• _Exercise details_
Within the records below, find each line that holds the string "document", then copy it.

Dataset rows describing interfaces
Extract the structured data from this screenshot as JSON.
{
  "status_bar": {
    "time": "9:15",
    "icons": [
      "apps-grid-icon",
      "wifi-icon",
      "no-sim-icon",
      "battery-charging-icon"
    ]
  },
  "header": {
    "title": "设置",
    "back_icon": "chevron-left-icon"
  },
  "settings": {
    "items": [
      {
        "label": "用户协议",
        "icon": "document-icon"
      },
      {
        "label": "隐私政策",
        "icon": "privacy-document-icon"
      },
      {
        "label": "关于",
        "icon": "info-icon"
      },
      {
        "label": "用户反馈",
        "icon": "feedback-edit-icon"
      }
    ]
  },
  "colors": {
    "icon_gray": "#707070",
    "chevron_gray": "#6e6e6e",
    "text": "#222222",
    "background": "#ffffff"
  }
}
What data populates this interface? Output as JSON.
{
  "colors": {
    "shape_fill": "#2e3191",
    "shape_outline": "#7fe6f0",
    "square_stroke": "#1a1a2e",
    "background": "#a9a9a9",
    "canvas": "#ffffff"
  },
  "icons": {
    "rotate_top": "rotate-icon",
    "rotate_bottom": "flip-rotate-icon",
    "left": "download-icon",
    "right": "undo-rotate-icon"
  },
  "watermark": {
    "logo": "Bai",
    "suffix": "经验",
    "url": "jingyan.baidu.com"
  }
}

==

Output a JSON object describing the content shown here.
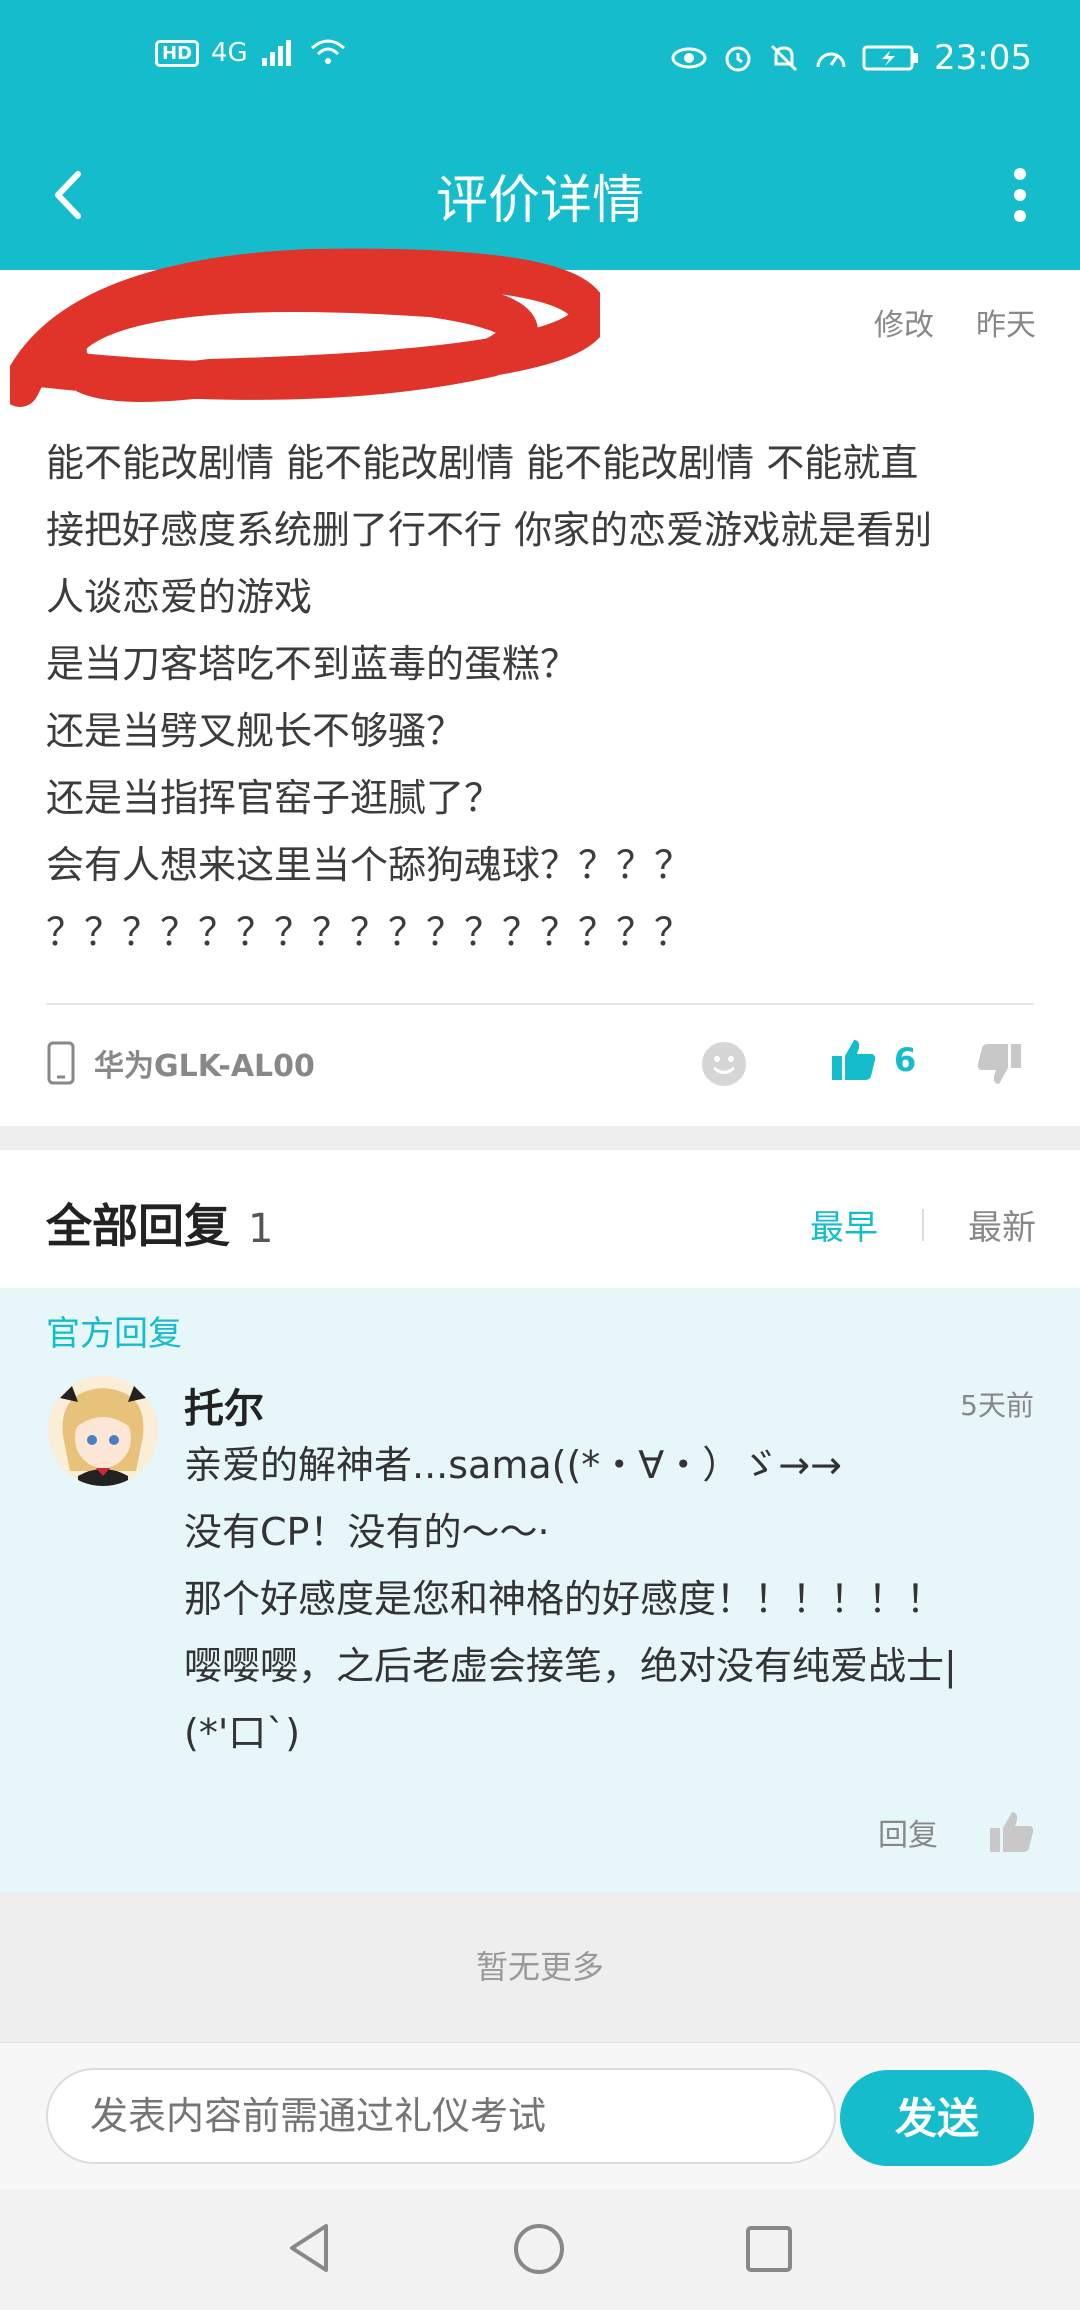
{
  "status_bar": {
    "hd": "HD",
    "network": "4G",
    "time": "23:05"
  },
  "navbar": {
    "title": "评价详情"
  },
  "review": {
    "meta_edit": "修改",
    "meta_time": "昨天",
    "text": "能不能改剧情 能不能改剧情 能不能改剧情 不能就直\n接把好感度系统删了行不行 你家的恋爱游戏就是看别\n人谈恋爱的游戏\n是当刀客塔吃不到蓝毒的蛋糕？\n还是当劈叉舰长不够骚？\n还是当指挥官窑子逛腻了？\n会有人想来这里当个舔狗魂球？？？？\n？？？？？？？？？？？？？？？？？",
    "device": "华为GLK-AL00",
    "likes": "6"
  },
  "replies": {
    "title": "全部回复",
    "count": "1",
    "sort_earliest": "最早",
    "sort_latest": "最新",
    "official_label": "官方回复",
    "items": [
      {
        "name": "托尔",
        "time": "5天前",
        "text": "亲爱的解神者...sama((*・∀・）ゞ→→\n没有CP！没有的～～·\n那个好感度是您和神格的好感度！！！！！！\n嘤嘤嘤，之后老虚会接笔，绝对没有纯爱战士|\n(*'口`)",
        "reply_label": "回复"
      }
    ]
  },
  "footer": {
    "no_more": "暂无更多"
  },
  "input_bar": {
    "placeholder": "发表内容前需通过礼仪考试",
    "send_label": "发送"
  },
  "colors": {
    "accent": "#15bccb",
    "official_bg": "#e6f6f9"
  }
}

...

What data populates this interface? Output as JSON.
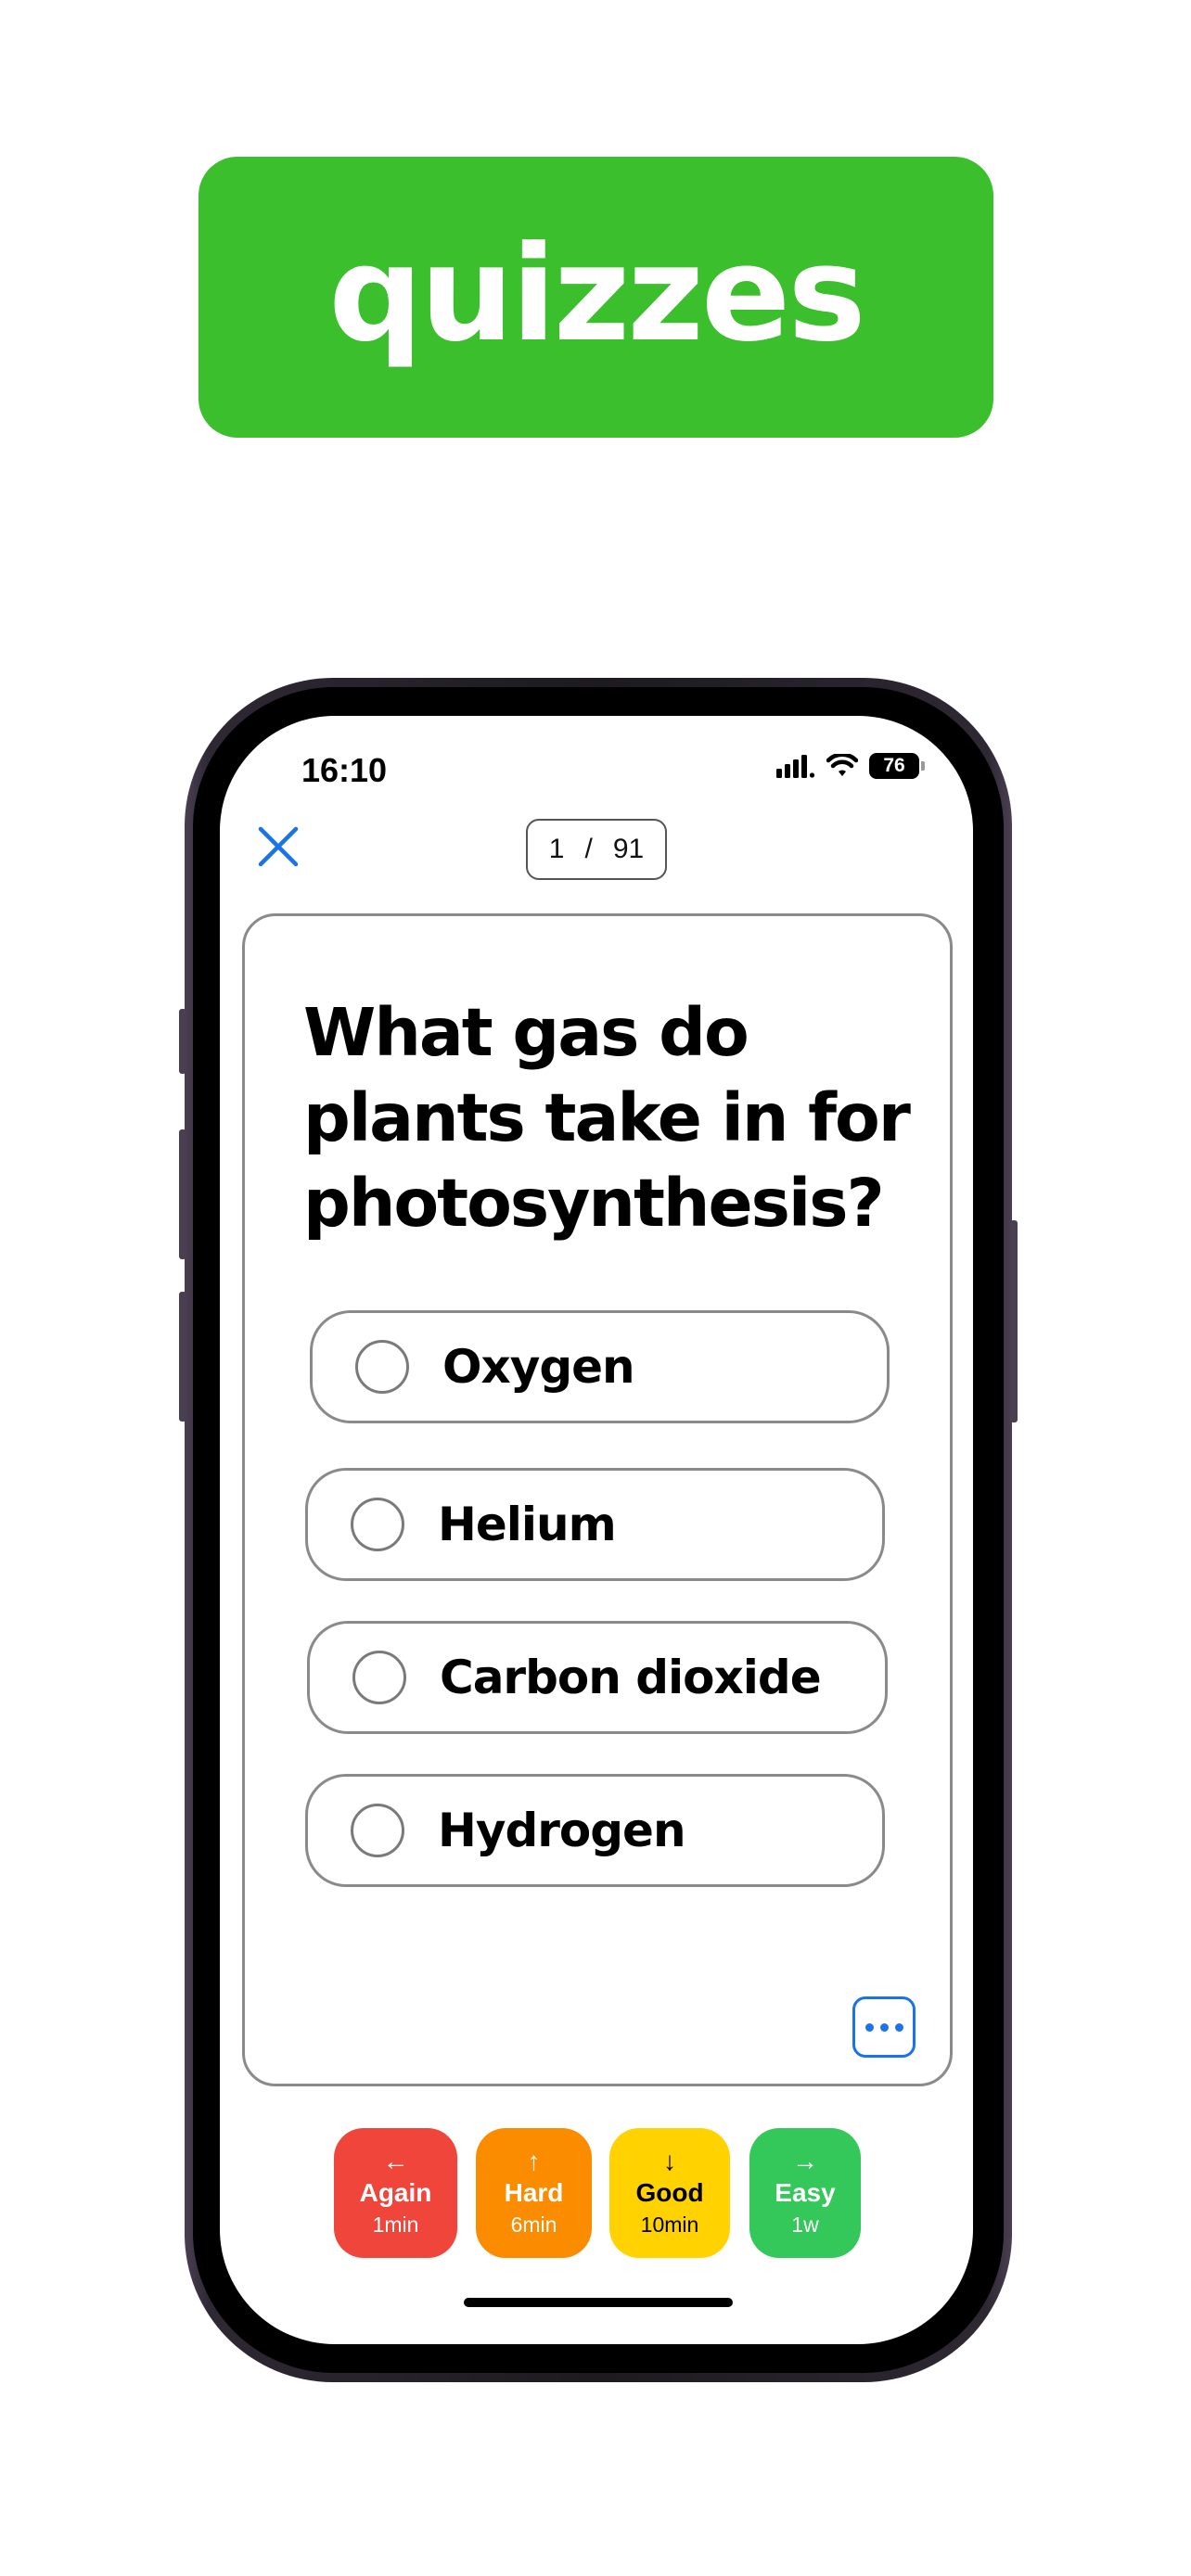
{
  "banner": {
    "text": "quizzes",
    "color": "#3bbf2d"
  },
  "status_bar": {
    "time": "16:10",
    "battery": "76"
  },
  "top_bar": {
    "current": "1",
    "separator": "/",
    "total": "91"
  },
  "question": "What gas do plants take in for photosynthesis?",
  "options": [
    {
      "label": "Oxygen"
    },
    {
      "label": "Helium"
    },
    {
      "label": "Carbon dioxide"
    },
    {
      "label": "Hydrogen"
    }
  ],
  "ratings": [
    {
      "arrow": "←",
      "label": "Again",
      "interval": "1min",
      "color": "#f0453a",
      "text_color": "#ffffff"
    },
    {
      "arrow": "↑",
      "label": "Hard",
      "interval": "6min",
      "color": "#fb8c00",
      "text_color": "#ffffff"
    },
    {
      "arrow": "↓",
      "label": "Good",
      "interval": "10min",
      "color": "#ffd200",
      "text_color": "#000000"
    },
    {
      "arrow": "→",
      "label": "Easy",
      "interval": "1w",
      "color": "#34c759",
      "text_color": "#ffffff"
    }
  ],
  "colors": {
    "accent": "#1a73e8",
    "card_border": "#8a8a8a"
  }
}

• _Problem solution_
        "icon": "document-icon"
        "icon": "privacy-document-icon"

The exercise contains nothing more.